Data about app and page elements
____________

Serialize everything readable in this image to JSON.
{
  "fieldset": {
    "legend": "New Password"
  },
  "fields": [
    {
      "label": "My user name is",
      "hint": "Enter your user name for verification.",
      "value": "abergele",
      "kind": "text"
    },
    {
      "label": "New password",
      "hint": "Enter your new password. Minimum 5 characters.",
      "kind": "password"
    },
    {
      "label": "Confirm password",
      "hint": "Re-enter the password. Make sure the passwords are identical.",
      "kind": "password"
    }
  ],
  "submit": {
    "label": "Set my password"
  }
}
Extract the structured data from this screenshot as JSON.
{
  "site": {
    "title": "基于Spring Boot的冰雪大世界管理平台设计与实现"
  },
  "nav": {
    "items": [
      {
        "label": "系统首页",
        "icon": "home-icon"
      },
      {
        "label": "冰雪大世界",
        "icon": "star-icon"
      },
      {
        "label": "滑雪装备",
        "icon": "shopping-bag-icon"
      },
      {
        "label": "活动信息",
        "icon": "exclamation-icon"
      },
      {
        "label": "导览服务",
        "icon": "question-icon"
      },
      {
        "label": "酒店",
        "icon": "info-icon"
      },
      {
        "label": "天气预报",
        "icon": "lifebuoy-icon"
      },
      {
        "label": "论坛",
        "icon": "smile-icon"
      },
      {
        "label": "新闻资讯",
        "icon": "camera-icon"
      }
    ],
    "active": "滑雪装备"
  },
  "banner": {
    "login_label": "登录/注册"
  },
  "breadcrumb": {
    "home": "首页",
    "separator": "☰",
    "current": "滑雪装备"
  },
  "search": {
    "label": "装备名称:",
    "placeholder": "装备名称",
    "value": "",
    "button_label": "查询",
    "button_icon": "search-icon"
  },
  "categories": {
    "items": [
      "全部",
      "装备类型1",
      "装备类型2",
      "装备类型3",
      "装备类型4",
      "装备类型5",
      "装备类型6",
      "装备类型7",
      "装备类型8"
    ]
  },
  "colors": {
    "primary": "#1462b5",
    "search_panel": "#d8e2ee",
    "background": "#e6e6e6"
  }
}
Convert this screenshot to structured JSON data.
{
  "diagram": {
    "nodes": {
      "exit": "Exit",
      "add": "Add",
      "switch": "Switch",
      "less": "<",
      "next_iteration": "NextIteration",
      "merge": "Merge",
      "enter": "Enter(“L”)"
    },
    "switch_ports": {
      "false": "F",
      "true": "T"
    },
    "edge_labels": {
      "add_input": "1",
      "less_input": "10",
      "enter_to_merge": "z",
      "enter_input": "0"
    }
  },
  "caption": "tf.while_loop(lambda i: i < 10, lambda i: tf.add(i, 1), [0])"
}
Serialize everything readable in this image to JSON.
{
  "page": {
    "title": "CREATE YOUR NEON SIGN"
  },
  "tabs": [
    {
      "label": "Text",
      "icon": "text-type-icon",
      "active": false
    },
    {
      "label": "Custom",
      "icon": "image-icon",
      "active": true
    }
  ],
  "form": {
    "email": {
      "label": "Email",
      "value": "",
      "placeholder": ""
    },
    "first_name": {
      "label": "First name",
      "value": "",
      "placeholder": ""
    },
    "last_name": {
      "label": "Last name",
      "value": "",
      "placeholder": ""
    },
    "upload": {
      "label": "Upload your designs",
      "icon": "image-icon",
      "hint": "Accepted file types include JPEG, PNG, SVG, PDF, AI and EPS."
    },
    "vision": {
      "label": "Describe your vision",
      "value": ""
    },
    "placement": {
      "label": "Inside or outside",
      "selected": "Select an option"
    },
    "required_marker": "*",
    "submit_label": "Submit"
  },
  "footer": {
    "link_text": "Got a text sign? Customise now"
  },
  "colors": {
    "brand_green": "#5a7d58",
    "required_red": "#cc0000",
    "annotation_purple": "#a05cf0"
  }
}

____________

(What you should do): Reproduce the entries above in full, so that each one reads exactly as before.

(Problem solution):
Serialize everything readable in this image to JSON.
{
  "fieldset": {
    "legend": "New Password"
  },
  "fields": [
    {
      "label": "My user name is",
      "hint": "Enter your user name for verification.",
      "value": "abergele",
      "kind": "text"
    },
    {
      "label": "New password",
      "hint": "Enter your new password. Minimum 5 characters.",
      "kind": "password"
    },
    {
      "label": "Confirm password",
      "hint": "Re-enter the password. Make sure the passwords are identical.",
      "kind": "password"
    }
  ],
  "submit": {
    "label": "Set my password"
  }
}
Extract the structured data from this screenshot as JSON.
{
  "site": {
    "title": "基于Spring Boot的冰雪大世界管理平台设计与实现"
  },
  "nav": {
    "items": [
      {
        "label": "系统首页",
        "icon": "home-icon"
      },
      {
        "label": "冰雪大世界",
        "icon": "star-icon"
      },
      {
        "label": "滑雪装备",
        "icon": "shopping-bag-icon"
      },
      {
        "label": "活动信息",
        "icon": "exclamation-icon"
      },
      {
        "label": "导览服务",
        "icon": "question-icon"
      },
      {
        "label": "酒店",
        "icon": "info-icon"
      },
      {
        "label": "天气预报",
        "icon": "lifebuoy-icon"
      },
      {
        "label": "论坛",
        "icon": "smile-icon"
      },
      {
        "label": "新闻资讯",
        "icon": "camera-icon"
      }
    ],
    "active": "滑雪装备"
  },
  "banner": {
    "login_label": "登录/注册"
  },
  "breadcrumb": {
    "home": "首页",
    "separator": "☰",
    "current": "滑雪装备"
  },
  "search": {
    "label": "装备名称:",
    "placeholder": "装备名称",
    "value": "",
    "button_label": "查询",
    "button_icon": "search-icon"
  },
  "categories": {
    "items": [
      "全部",
      "装备类型1",
      "装备类型2",
      "装备类型3",
      "装备类型4",
      "装备类型5",
      "装备类型6",
      "装备类型7",
      "装备类型8"
    ]
  },
  "colors": {
    "primary": "#1462b5",
    "search_panel": "#d8e2ee",
    "background": "#e6e6e6"
  }
}
Convert this screenshot to structured JSON data.
{
  "diagram": {
    "nodes": {
      "exit": "Exit",
      "add": "Add",
      "switch": "Switch",
      "less": "<",
      "next_iteration": "NextIteration",
      "merge": "Merge",
      "enter": "Enter(“L”)"
    },
    "switch_ports": {
      "false": "F",
      "true": "T"
    },
    "edge_labels": {
      "add_input": "1",
      "less_input": "10",
      "enter_to_merge": "z",
      "enter_input": "0"
    }
  },
  "caption": "tf.while_loop(lambda i: i < 10, lambda i: tf.add(i, 1), [0])"
}
Serialize everything readable in this image to JSON.
{
  "page": {
    "title": "CREATE YOUR NEON SIGN"
  },
  "tabs": [
    {
      "label": "Text",
      "icon": "text-type-icon",
      "active": false
    },
    {
      "label": "Custom",
      "icon": "image-icon",
      "active": true
    }
  ],
  "form": {
    "email": {
      "label": "Email",
      "value": "",
      "placeholder": ""
    },
    "first_name": {
      "label": "First name",
      "value": "",
      "placeholder": ""
    },
    "last_name": {
      "label": "Last name",
      "value": "",
      "placeholder": ""
    },
    "upload": {
      "label": "Upload your designs",
      "icon": "image-icon",
      "hint": "Accepted file types include JPEG, PNG, SVG, PDF, AI and EPS."
    },
    "vision": {
      "label": "Describe your vision",
      "value": ""
    },
    "placement": {
      "label": "Inside or outside",
      "selected": "Select an option"
    },
    "required_marker": "*",
    "submit_label": "Submit"
  },
  "footer": {
    "link_text": "Got a text sign? Customise now"
  },
  "colors": {
    "brand_green": "#5a7d58",
    "required_red": "#cc0000",
    "annotation_purple": "#a05cf0"
  }
}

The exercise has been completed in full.